**YOUR INSTRUCTIONS**
Look through the listing below, and wherever a line has the string "JSON", pull it out.

**DATA EXTRACTS**
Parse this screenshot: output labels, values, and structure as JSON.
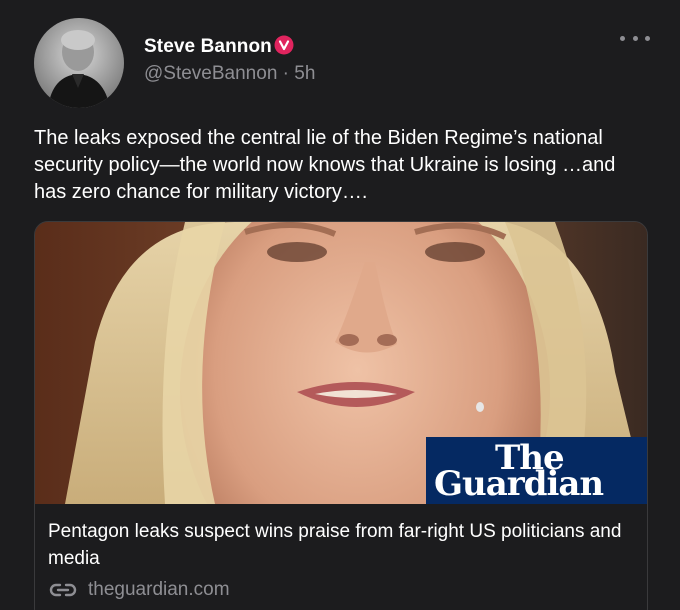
{
  "post": {
    "author_name": "Steve Bannon",
    "handle": "@SteveBannon",
    "separator": "·",
    "time_ago": "5h",
    "text": "The leaks exposed the central lie of the Biden Regime’s national security policy—the world now knows that Ukraine is losing …and has zero chance for military victory….",
    "avatar_icon": "profile-photo",
    "verified_icon": "verified-badge-icon",
    "more_icon": "more-options-icon"
  },
  "link_card": {
    "image_icon": "news-photo",
    "logo_line1": "The",
    "logo_line2": "Guardian",
    "title": "Pentagon leaks suspect wins praise from far-right US politicians and media",
    "domain": "theguardian.com",
    "domain_icon": "link-icon"
  },
  "colors": {
    "background": "#1c1c1e",
    "text_primary": "#ffffff",
    "text_secondary": "#8e8e93",
    "verified_badge": "#e0245e",
    "guardian_blue": "#052962",
    "card_border": "#3a3a3c"
  }
}
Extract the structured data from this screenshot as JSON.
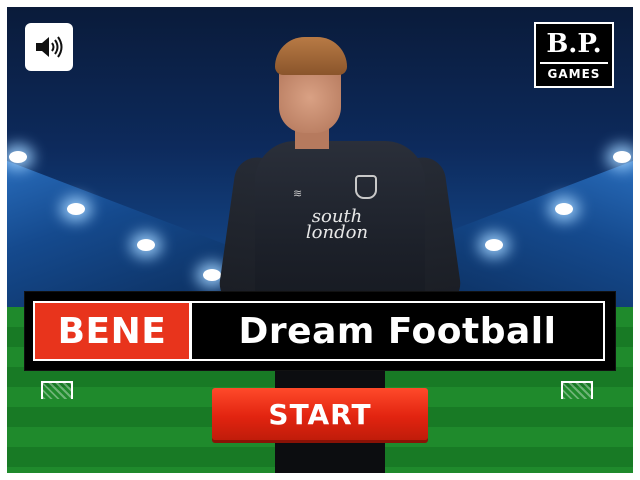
{
  "ui": {
    "sound_icon": "speaker-volume-icon",
    "logo_monogram": "B.P.",
    "logo_caption": "GAMES"
  },
  "title": {
    "prefix": "BENE",
    "main": "Dream Football"
  },
  "start_label": "START",
  "player": {
    "sponsor_text": "south london"
  },
  "colors": {
    "accent_red": "#e8341c",
    "banner_black": "#000000",
    "pitch_green": "#1f8a2c",
    "sky_blue": "#0d2a5c"
  }
}
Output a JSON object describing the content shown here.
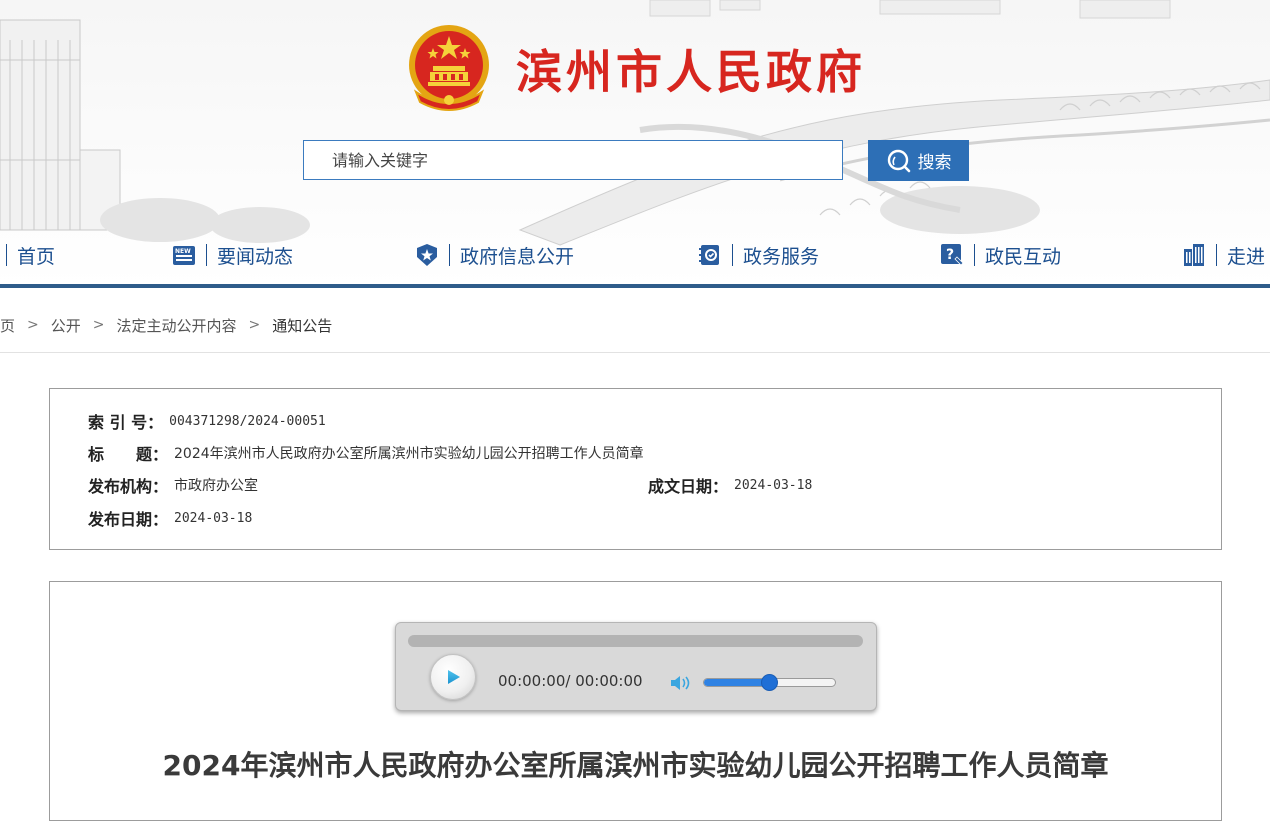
{
  "site": {
    "title": "滨州市人民政府"
  },
  "search": {
    "placeholder": "请输入关键字",
    "button_label": "搜索"
  },
  "nav": {
    "items": [
      {
        "label": "首页",
        "icon": "home-icon"
      },
      {
        "label": "要闻动态",
        "icon": "news-icon"
      },
      {
        "label": "政府信息公开",
        "icon": "badge-icon"
      },
      {
        "label": "政务服务",
        "icon": "service-icon"
      },
      {
        "label": "政民互动",
        "icon": "interaction-icon"
      },
      {
        "label": "走进",
        "icon": "building-icon"
      }
    ]
  },
  "breadcrumb": {
    "items": [
      "页",
      "公开",
      "法定主动公开内容",
      "通知公告"
    ],
    "separator": ">"
  },
  "meta": {
    "index_label": "索 引 号：",
    "index_value": "004371298/2024-00051",
    "title_label": "标　　题：",
    "title_value": "2024年滨州市人民政府办公室所属滨州市实验幼儿园公开招聘工作人员简章",
    "publisher_label": "发布机构：",
    "publisher_value": "市政府办公室",
    "created_label": "成文日期：",
    "created_value": "2024-03-18",
    "published_label": "发布日期：",
    "published_value": "2024-03-18"
  },
  "player": {
    "time": "00:00:00/ 00:00:00",
    "volume": 0.5,
    "progress": 0
  },
  "article": {
    "title": "2024年滨州市人民政府办公室所属滨州市实验幼儿园公开招聘工作人员简章"
  },
  "colors": {
    "brand_red": "#d7261f",
    "nav_blue": "#1c4f8f",
    "button_blue": "#2d6fb6",
    "volume_blue": "#2f82e3"
  }
}
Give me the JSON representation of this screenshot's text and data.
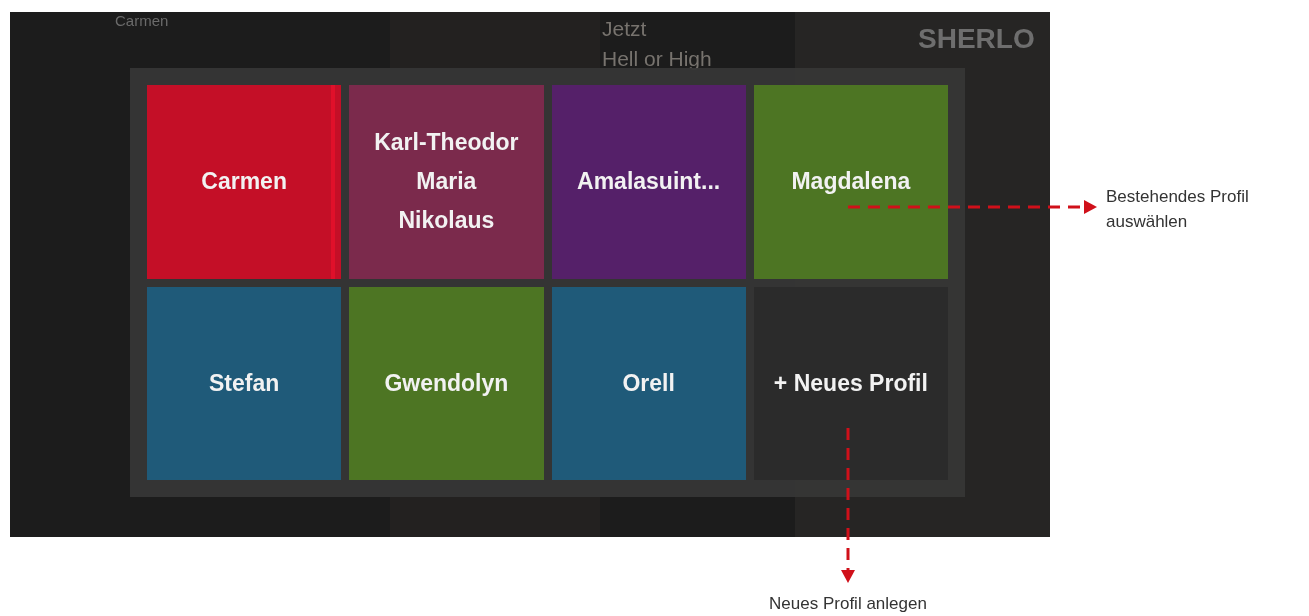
{
  "background": {
    "header_name": "Carmen",
    "teaser_lines": [
      "Jetzt",
      "Hell or High"
    ],
    "show_title": "SHERLO"
  },
  "profiles": [
    {
      "kind": "profile",
      "label": "Carmen",
      "color": "#c40f27",
      "selected": true
    },
    {
      "kind": "profile",
      "label": "Karl-Theodor Maria Nikolaus",
      "color": "#7b2a4c",
      "selected": false
    },
    {
      "kind": "profile",
      "label": "Amalasuint...",
      "color": "#552069",
      "selected": false
    },
    {
      "kind": "profile",
      "label": "Magdalena",
      "color": "#4d7523",
      "selected": false
    },
    {
      "kind": "profile",
      "label": "Stefan",
      "color": "#1f5a79",
      "selected": false
    },
    {
      "kind": "profile",
      "label": "Gwendolyn",
      "color": "#4d7523",
      "selected": false
    },
    {
      "kind": "profile",
      "label": "Orell",
      "color": "#1f5a79",
      "selected": false
    },
    {
      "kind": "add",
      "label": "+ Neues Profil",
      "selected": false
    }
  ],
  "annotations": [
    {
      "text": "Bestehendes Profil auswählen"
    },
    {
      "text": "Neues Profil anlegen"
    }
  ]
}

**ANSWER SPACE**
Parse this screenshot: output labels, values, and structure as JSON.
Extract the structured data from this screenshot as JSON.
Output a JSON object describing the content shown here.
Give me the JSON representation of this screenshot's text and data.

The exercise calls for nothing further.